A Lesson in Learning Design from A Vegas Snapchat Story

Learning Design Lesson LearnedI recently spent two days in Las Vegas.  It was a fun trip with my wife. We flew in on a Friday and were home by Monday morning.  The story in between is for another time, but I learned something very interesting in my two days there.

I used Snapchat to capture all the memories of our trip.  I grabbed shots of us at dinner. I took a video of us dancing.  And, of course the countless selfies proclaiming, “I’m in Vegas, and you are not!” Upon sharing with friends and family, I was intrigued by their reactions to my Vegas Snapchat “story.”  They were so engaged! With just a few taps of my finger I put together a short story that was interesting, inviting, alluring, creative, beautiful, educational (ok, maybe not in Vegas)…you name it. 

There were not a lot of bells and whistles and heavy design. It was all about the content and how my users interacted with it.  I watched as my buddy Pat tapped through my story. If you are not familiar with Snapchat, you have the ability to tap ahead after you have “digested” the content. The definition of “digest” is different for everyone.  This concept of skimming content is critical for today’s modern learner.

Did you know the modern learner gets interrupted at work every five minutes?  Unlock their phone nine times an hour?  Won’t watch a video longer than four minutes? (Source: Bersin by Deloitte.)

Apparently we no longer have a learning curve.  It is now a “forgetting curve.” Let’s face it. In 2017, we even skim our daily news digests instead of taking a couple of minutes to watch a news channel. Traditional communication methods for engaging and motivating employees are no longer working.  You have to capture their attention first and foremost, or they will be gone. 

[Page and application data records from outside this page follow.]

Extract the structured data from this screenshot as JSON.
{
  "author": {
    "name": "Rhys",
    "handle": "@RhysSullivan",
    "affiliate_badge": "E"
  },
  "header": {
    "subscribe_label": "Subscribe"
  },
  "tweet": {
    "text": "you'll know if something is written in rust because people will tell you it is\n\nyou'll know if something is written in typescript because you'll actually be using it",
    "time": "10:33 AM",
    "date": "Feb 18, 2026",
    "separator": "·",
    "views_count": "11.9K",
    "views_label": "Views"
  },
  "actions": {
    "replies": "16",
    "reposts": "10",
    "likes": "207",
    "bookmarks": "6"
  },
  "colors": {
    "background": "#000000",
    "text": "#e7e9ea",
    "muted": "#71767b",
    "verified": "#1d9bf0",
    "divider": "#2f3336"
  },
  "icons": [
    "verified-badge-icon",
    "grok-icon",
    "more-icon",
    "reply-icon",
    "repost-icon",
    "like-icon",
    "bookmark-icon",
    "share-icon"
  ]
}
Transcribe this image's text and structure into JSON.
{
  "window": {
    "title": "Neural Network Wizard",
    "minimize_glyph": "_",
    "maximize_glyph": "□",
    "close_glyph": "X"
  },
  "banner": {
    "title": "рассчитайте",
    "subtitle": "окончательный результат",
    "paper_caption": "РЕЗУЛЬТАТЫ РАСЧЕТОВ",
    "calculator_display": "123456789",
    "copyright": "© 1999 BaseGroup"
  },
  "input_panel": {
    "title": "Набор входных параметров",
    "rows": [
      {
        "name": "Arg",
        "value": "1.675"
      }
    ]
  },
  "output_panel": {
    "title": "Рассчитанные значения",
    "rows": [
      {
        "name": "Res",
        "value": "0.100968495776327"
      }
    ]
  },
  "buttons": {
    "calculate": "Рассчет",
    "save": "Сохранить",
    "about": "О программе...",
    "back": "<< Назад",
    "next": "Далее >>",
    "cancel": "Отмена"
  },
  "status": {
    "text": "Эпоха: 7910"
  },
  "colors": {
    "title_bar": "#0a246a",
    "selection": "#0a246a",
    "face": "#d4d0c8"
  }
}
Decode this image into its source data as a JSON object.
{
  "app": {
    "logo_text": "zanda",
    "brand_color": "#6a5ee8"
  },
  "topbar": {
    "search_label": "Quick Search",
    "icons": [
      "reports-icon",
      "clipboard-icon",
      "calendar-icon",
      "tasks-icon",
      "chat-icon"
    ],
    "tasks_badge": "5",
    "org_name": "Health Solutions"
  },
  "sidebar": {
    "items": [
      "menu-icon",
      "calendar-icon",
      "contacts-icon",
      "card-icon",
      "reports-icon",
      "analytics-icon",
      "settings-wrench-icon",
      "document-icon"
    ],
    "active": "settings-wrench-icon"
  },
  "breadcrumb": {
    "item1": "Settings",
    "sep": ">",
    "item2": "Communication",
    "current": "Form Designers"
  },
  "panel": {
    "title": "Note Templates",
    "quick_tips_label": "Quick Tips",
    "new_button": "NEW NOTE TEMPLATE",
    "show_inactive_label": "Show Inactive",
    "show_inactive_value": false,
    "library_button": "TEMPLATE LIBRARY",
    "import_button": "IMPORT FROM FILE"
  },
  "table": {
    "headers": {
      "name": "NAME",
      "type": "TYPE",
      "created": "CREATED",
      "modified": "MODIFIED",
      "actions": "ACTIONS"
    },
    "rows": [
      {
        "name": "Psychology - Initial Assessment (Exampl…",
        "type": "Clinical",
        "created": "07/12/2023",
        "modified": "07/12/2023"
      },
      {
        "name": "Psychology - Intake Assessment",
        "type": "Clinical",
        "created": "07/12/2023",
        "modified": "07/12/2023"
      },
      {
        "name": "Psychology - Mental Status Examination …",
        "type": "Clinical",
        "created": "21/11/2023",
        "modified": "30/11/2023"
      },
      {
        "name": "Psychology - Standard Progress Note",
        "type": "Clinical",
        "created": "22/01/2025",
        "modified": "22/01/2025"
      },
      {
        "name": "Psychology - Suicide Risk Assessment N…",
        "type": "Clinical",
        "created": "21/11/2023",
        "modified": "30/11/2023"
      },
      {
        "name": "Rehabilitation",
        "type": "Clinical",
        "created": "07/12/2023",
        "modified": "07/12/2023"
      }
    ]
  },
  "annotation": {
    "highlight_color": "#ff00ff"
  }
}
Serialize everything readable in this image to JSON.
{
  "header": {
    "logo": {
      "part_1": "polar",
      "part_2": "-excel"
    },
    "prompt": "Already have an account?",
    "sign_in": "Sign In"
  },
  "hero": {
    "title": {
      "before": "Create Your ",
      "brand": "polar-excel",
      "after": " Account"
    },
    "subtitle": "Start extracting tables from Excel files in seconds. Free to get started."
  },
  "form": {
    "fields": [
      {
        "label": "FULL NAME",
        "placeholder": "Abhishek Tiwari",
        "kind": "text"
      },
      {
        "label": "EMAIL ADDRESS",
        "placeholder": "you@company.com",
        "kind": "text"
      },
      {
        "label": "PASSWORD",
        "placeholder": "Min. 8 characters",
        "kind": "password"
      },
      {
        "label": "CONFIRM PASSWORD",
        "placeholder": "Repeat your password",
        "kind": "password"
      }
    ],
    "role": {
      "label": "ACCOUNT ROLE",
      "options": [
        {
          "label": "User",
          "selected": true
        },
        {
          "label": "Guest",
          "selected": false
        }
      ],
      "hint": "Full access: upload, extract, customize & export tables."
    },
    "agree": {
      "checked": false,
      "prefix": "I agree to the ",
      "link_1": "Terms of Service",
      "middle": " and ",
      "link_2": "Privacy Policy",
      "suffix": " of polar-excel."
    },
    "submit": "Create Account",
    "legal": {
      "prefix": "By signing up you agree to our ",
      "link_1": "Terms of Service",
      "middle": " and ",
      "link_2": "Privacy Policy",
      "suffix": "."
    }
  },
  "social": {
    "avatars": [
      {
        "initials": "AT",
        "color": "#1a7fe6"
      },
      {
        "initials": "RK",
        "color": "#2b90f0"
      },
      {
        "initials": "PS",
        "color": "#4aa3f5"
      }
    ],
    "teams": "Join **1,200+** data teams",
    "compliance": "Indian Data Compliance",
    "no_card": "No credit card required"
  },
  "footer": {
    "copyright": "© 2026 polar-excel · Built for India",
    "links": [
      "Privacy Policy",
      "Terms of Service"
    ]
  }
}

We follow a simple concept when designing our learning.  It needs to answer the following three questions:

  • Does the learning motivate?  Something that causes us to act out and perform.  This will be different for each of us. Try to find that motivation to get our learners there and ready to learn.
  • Is the content memorable?  When we think of the event (learning event), our mind takes us back to the same feelings, sights and sounds. We use images or a story to ensure our message is not forgotten. Looks do matter. It has to look good!

  • Is the training meaningful?  Is the learning something personalized to us? This often costs less money but takes more time. Not like what everyone else received. My buddy Pat will never forgot the one selfie of him and I in front of the Bellagio fountains.

There are a number of techniques we discovered that have worked well.  It starts with the people, our team of instructional designers and the skills they bring to the table.  It is important to us that they bring all their skills and experiences to the table, both professionally and personally.  Drawing on ALL of these skills opens up the world of creativity. 

We also turn to marketing techniques to capture attention and move people to take action.  Learning professionals can learn a ton from marketing teams.  They know how to tap into how the human brain actually works (there’s a reason you don’t see bullet points in advertising).  

We are also strong believers in that learning should be fun, when appropriate. 

Interested in learning more? Please join me at my upcoming InSync BYTE session on Apr 25, 2017, 2:00 PM-3:00 PM EDT, for Grabbing Learner Attention (or watch the recording if you miss the live event.)

I will reveal some low-cost tools and techniques we have been successfully using for years. It could be a simple PowerPoint slide technique, a full production video or even a do-it-yourself solution to save some money.  I will share many easy-to-implement examples that show these principles and technologies in action. 

And who knows, I may even share my Vegas Snapchat “story” with you.


Published by Mark Harter April 11, 2017